* Problem requirements
Every line in the entries where "JSON" is found should be copied.

(Source data)
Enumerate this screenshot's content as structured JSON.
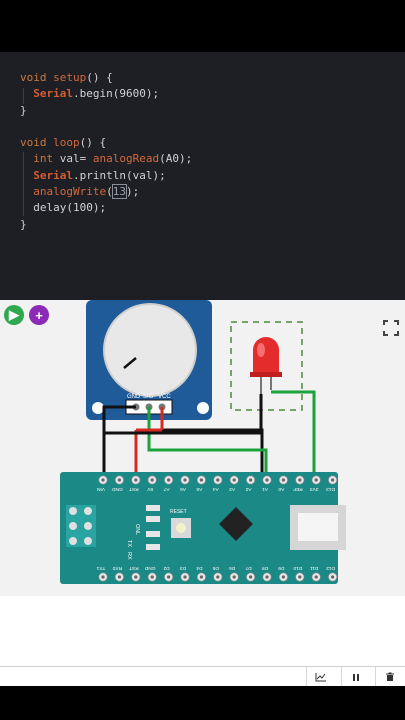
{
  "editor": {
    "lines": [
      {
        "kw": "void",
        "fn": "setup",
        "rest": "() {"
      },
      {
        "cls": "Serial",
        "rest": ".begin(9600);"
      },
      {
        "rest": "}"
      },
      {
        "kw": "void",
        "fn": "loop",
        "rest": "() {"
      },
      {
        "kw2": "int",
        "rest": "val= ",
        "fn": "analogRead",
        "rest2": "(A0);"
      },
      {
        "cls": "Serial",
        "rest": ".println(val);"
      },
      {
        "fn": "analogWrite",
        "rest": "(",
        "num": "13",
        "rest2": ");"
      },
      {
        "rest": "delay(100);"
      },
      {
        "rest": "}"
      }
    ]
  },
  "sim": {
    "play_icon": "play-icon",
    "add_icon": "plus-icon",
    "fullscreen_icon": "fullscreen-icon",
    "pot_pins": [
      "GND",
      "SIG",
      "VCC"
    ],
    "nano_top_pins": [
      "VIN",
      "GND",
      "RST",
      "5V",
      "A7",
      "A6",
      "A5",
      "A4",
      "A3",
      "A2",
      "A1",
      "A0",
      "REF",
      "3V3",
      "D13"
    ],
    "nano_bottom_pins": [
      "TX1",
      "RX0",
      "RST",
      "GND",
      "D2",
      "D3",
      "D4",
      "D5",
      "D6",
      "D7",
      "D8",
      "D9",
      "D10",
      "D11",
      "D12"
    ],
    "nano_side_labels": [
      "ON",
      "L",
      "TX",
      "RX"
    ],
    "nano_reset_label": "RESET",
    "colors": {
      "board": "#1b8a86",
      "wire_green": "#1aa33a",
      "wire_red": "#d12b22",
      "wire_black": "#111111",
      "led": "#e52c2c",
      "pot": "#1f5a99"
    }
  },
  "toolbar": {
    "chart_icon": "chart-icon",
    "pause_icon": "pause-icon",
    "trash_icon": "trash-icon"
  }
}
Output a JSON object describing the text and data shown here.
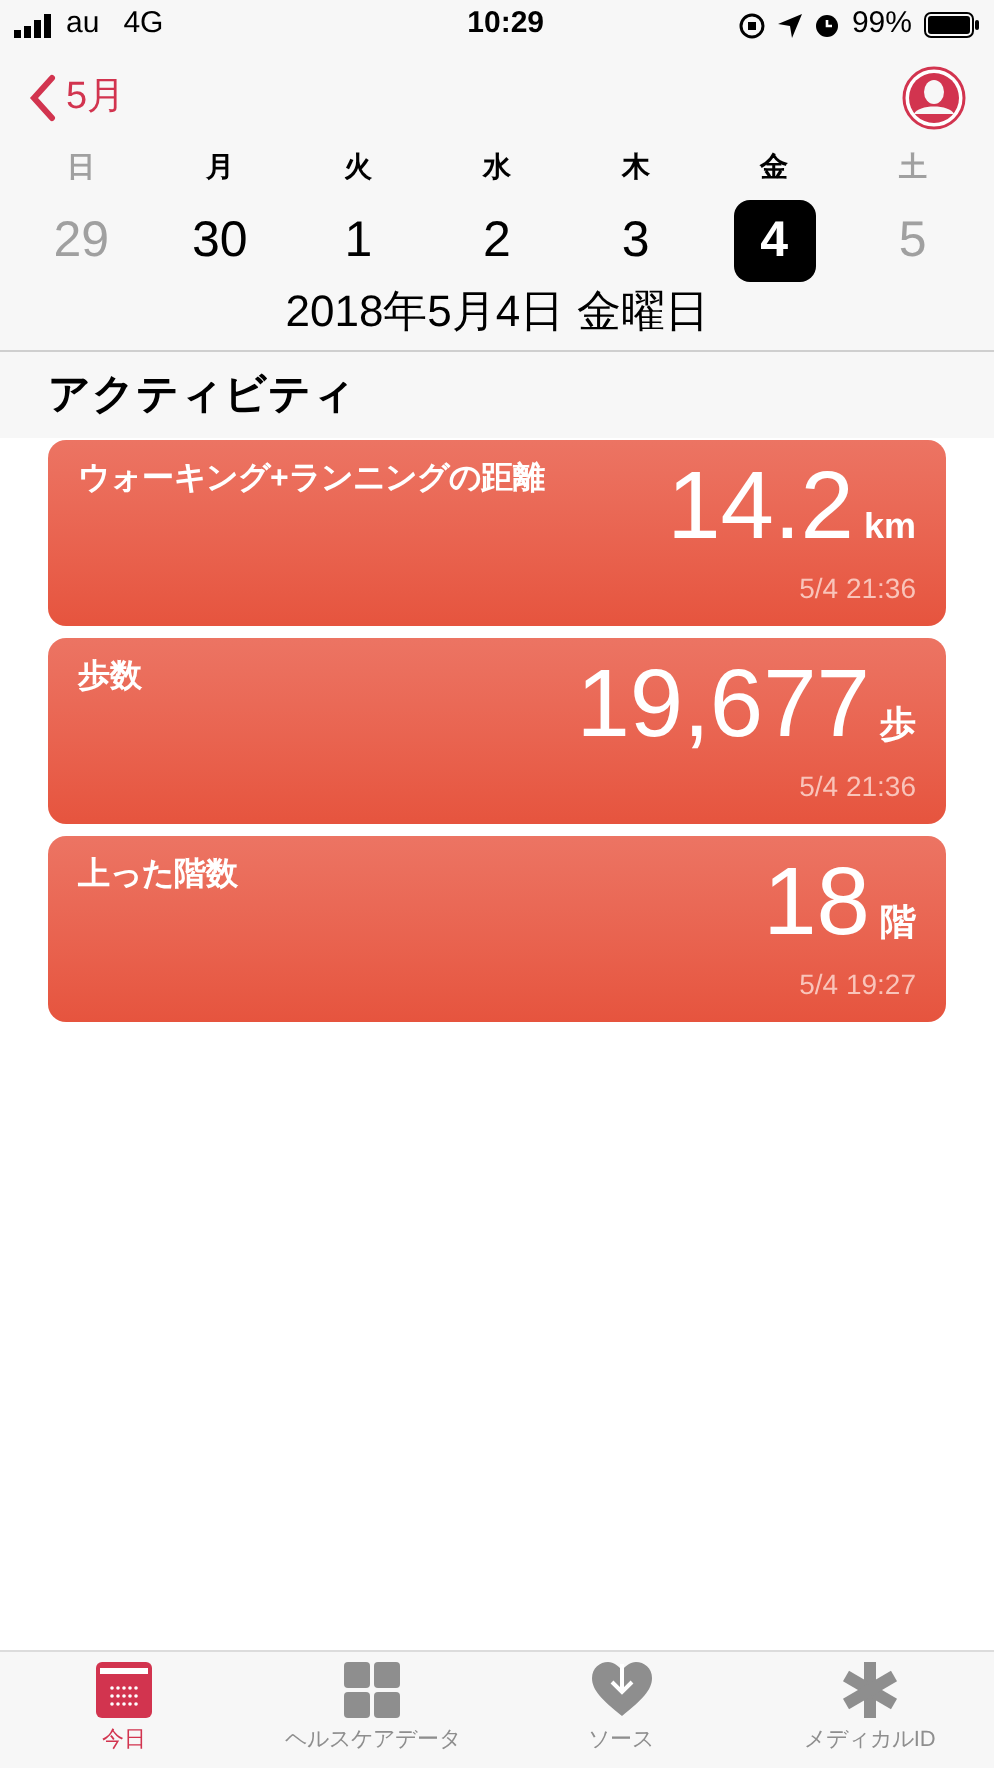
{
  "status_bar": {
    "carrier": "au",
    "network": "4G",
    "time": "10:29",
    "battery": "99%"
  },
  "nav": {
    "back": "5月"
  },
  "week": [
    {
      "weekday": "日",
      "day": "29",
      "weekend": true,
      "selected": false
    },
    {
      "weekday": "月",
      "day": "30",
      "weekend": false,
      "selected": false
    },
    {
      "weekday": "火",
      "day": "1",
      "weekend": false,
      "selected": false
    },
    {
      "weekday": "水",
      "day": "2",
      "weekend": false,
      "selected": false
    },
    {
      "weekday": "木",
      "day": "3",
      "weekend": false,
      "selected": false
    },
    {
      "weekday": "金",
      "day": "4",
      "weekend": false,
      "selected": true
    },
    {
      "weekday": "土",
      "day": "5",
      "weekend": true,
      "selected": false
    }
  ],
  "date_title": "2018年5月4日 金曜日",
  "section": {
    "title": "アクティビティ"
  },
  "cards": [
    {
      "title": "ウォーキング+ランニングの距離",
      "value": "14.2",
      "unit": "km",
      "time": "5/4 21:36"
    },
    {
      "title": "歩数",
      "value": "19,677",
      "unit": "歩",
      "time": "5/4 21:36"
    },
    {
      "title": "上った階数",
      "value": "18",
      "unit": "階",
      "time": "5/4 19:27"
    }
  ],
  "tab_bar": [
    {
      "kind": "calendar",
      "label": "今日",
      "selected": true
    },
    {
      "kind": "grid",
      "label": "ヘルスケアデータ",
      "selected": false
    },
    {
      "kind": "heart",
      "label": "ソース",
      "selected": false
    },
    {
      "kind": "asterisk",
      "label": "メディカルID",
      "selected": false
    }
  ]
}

* Problem solution
Enumerate this screenshot's content as structured JSON.
Output a JSON object describing the text and data shown here.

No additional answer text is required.